Microsoft launches the new Bing, with ChatGPT built in
“It’s a new day for search,” Microsoft CEO Satya Nadella said today. For 13 years now, Microsoft has tried to get you to use Bing, but you didn’t want to, so its global market share remains in the low single digits. Now, the company is pulling out all the stops in an effort to better compete with Google. Today, at a press event in Redmond, Washington, Microsoft announced its long-rumored integration of OpenAI’s GPT-4 model into Bing, providing a ChatGPT-like experience within the search engine.
The company is also launching a new version of its Edge browser today, with these new AI features built into the sidebar.
The new experience is now live on Bing, but it’s still somewhat limited. For the full experience, you’ll have to get on the waitlist.
As expected, the new Bing now features the option to start a chat in its toolbar, which then brings you to a ChatGPT-like conversational experience. One major point to note here is that while OpenAI’s ChatGPT bot was trained on data that only covers to 2021, Bing’s version is far more up-to-date and can handle queries related to far more recent events (think today, not 2021).

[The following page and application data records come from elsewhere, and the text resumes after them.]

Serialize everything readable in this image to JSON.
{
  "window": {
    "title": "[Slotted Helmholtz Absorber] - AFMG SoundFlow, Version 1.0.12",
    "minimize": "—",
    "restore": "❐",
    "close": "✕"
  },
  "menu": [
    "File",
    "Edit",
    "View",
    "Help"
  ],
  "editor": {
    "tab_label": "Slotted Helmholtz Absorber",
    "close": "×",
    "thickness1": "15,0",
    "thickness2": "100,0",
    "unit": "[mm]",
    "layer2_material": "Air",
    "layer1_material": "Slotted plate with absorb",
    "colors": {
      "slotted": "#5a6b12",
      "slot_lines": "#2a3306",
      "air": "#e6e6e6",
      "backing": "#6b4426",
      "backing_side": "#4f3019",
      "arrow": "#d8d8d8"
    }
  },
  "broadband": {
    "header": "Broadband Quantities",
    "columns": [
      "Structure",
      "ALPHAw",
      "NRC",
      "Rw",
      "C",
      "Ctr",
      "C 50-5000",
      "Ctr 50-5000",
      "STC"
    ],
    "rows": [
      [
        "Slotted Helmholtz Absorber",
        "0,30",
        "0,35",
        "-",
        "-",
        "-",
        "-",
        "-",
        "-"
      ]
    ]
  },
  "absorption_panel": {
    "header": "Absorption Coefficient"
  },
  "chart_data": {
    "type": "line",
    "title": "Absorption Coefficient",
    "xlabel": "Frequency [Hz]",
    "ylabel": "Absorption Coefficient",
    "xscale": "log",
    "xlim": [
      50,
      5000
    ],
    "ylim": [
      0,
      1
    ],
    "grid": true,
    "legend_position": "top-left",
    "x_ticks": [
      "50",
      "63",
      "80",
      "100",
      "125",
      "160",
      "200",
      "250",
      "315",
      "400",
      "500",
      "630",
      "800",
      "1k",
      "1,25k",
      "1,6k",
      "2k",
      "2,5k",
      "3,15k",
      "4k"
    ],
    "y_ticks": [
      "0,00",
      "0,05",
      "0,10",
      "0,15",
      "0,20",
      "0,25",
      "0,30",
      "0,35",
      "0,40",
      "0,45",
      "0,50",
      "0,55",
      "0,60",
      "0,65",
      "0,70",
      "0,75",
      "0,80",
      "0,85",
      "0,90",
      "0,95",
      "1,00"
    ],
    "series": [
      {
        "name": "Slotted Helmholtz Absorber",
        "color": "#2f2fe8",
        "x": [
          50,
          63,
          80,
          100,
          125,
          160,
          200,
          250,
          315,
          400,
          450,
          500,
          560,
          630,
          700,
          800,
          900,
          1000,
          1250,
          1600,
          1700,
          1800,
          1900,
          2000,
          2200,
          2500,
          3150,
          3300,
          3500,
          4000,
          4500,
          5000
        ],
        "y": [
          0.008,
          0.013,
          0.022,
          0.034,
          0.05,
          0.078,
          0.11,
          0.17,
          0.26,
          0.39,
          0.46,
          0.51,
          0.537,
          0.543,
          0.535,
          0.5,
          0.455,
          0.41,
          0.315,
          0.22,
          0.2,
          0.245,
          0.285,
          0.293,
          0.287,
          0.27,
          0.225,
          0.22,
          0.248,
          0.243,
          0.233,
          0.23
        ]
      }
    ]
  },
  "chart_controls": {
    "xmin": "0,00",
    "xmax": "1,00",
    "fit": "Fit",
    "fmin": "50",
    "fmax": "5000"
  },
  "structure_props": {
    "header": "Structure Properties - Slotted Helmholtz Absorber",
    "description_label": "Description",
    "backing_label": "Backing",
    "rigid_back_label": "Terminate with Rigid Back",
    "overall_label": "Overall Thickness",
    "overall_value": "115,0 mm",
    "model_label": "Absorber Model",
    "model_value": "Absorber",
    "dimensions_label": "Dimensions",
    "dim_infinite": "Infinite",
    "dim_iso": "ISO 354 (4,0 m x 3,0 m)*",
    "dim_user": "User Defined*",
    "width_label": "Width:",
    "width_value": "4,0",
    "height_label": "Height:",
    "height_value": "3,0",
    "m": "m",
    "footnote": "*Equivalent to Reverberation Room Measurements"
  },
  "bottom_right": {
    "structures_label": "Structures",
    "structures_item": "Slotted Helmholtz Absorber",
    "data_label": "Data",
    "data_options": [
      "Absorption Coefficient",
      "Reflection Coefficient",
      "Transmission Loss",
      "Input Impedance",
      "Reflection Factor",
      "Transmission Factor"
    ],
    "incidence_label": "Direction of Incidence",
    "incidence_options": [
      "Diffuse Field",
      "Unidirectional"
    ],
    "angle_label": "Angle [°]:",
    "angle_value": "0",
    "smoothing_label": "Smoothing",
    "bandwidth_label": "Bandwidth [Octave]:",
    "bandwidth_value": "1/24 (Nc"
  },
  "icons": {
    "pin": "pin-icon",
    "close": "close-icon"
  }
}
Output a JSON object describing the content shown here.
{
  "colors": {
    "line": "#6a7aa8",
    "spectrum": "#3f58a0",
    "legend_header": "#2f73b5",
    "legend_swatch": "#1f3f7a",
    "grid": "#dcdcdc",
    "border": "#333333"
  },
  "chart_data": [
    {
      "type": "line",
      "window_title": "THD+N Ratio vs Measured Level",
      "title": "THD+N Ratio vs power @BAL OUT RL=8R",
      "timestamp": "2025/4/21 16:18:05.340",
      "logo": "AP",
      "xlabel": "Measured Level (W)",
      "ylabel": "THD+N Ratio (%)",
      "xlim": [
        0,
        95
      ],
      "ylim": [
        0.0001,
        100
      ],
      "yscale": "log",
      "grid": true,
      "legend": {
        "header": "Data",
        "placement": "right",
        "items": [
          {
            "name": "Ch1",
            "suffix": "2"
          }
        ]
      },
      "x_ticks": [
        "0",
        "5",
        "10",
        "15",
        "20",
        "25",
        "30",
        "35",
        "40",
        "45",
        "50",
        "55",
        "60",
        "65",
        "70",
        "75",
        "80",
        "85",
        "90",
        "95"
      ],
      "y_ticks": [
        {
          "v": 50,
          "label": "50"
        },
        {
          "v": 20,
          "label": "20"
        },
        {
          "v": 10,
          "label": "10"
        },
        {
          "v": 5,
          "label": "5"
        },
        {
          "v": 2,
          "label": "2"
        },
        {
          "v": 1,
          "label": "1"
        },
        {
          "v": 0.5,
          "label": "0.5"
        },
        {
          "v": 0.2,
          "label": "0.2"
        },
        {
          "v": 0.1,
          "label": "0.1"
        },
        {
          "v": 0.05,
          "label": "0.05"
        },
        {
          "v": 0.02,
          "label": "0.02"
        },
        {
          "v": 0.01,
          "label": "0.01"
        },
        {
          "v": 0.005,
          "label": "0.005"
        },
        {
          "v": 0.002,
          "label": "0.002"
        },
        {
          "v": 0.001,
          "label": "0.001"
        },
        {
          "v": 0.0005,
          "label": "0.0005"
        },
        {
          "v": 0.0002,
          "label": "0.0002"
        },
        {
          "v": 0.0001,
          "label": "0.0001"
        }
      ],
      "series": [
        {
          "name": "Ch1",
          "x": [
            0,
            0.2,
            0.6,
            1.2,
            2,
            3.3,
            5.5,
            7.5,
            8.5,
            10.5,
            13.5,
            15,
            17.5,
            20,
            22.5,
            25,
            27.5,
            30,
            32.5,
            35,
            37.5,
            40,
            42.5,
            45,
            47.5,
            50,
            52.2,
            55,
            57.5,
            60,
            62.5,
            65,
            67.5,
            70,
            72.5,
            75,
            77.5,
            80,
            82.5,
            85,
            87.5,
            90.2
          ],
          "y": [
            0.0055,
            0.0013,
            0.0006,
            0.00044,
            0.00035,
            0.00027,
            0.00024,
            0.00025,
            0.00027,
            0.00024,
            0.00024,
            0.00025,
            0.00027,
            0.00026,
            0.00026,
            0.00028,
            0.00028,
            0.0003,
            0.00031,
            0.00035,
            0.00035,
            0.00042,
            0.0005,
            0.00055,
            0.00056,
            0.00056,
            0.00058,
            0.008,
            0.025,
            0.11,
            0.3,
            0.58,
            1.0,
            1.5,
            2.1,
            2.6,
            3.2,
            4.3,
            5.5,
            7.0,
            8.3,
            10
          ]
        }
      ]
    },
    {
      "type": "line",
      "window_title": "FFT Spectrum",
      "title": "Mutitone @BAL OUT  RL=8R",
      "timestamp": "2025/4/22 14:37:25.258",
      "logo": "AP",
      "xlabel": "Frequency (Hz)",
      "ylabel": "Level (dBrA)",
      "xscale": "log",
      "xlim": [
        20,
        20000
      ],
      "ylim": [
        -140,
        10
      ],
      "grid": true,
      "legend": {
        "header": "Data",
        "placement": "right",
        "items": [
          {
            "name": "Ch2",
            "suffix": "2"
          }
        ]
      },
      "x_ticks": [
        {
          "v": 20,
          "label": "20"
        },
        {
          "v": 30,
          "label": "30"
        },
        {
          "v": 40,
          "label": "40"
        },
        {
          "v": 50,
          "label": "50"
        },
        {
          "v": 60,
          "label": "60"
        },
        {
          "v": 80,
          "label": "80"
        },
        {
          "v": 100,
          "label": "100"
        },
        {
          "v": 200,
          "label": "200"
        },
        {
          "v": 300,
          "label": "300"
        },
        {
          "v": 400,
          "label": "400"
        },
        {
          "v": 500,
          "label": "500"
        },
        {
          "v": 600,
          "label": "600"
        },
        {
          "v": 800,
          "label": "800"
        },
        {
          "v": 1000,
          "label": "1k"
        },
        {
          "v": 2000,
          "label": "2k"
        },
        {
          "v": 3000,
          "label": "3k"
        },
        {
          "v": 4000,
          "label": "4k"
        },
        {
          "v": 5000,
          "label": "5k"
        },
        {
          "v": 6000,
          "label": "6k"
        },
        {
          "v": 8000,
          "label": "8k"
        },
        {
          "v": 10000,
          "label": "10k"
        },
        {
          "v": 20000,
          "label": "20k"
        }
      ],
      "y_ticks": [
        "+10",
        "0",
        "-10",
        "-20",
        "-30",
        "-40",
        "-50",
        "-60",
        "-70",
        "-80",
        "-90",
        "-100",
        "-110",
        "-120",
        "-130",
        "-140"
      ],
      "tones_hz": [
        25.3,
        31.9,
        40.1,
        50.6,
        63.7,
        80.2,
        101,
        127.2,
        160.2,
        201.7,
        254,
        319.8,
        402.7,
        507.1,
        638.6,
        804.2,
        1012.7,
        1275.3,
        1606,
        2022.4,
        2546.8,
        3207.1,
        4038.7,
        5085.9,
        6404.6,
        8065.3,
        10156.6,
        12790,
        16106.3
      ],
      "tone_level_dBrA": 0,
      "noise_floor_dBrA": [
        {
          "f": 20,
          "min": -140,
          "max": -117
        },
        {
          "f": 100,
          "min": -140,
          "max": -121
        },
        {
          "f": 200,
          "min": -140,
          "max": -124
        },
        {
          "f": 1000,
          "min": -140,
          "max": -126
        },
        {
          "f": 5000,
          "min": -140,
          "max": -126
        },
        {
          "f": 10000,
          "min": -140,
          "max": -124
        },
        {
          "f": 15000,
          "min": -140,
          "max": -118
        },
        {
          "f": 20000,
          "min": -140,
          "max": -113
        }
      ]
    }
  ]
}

As Microsoft CEO Satya Nadella noted, the team wants to stay true to its AI Principles and acknowledged that, as with every new technology, it’s important to remain cognizant of the potentially negative consequences. “It’s about being also clear-eyed about the unintended consequences of any new technology,” he said. He stressed that Microsoft wants to use technology that enhances human productivity and that is aligned with human values.
Nadella noted that he believes this technology will reshape “pretty much every software category” and stressed that a technology like this has the potential to reshape the web. In his view, every computer interaction in the future will be mediated through an agent. The first stage of this, at least for Microsoft, is search.
As Microsoft’s Yusuf Mehdi noted, today’s search engines still works really well for navigational queries and those that are informational, asking for basic facts. But for more complex queries (“can you recommend a five-day itinerary for Mexico city?”), which make up half of today’s queries, modern search engines fail.
As for the new Bing experiences, Microsoft will show these GPT-based results in a box on the right side of the search results page. These will pop up when you search for facts that Bing knows the answer to.
But then there’s also the more ChatGPT-like experience for questions that are a bit more vague and that don’t have an exact answer. The only other major difference you’ll likely note right away is that Bing will occasionally try to prompt you with its own questions, too, and suggest potential answers to those questions. Microsoft’s model is clearly far more up-to-date compared to what ChatGPT currently offers. This includes pricing data, for example, or the ability to use recent data for travel tips and itineraries — and it’ll also happily write you an email to share this itinerary with your family.
Another important feature here — and one that I think we’ll see in most of these tools — is that Bing cites its sources and links to them in a “learn more” section at the end of its answers. Every result will also include a feedback option.
It’s also worth stressing that the old, link-centric version of Bing isn’t going away. You can still use it just like before, but now enhanced with AI.
Microsoft stressed that it is using a new version of GPT that is able to provide more relevant answers, annotate these and provide up-to-date results, all while providing a safer user experience. It calls this the Prometheus model. What Microsoft is essentially doing here is taking the OpenAI models and then wrap Prometheus and other Bing technologies around it.
Microsoft obviously has a very close relationship with OpenAI. After its initial $1 billion investment, the company recently announced that it would invest even more and extend its partnership with OpenAI, which in turn led to today’s announcement. And while Bing was always a competent search engine (and arguably better than most people ever gave it credit for), it never really gained mainstream traction. It was always good enough, but that doesn’t give users a reason to switch. ChatGPT may offer this reason — at least until Google rolls out its competitor to a wider audience.
Unlike Google, Microsoft doesn’t have a massive advertising empire to protect, so the company is likely willing to forgo some revenue in order to take market share from Google, which yesterday announced Bard, its competitor. Google, however, hasn’t offered a lot of details about how Bard will work and integrate into its search experience. For now, it’s only available to a select group of trusted testers.
One area that these systems are naturally geared toward is voice assistants. Like Microsoft is wont to do, it launched its Cortana voice assistant with a splash and positioned it as a competitor to Google’s Assistant and Siri. Like Bing, it was a competent product (more so than Samsung’s Bixby) that didn’t gain traction, so Microsoft slowly pulled back. In 2021, it re-positioned Cortana as the service that powers AI-based productivity experiences in Microsoft 365. The new Bing may now give Microsoft the tools to take on this market, too.
What all of this means for the future of the web and the financial health of online publishers who depend on people clicking on their links remains to be seen. It’s quite likely, though, that tools like this will result in fewer clicks and hence fewer ad dollars for publishers. This has the potential for a massive paradigm shift.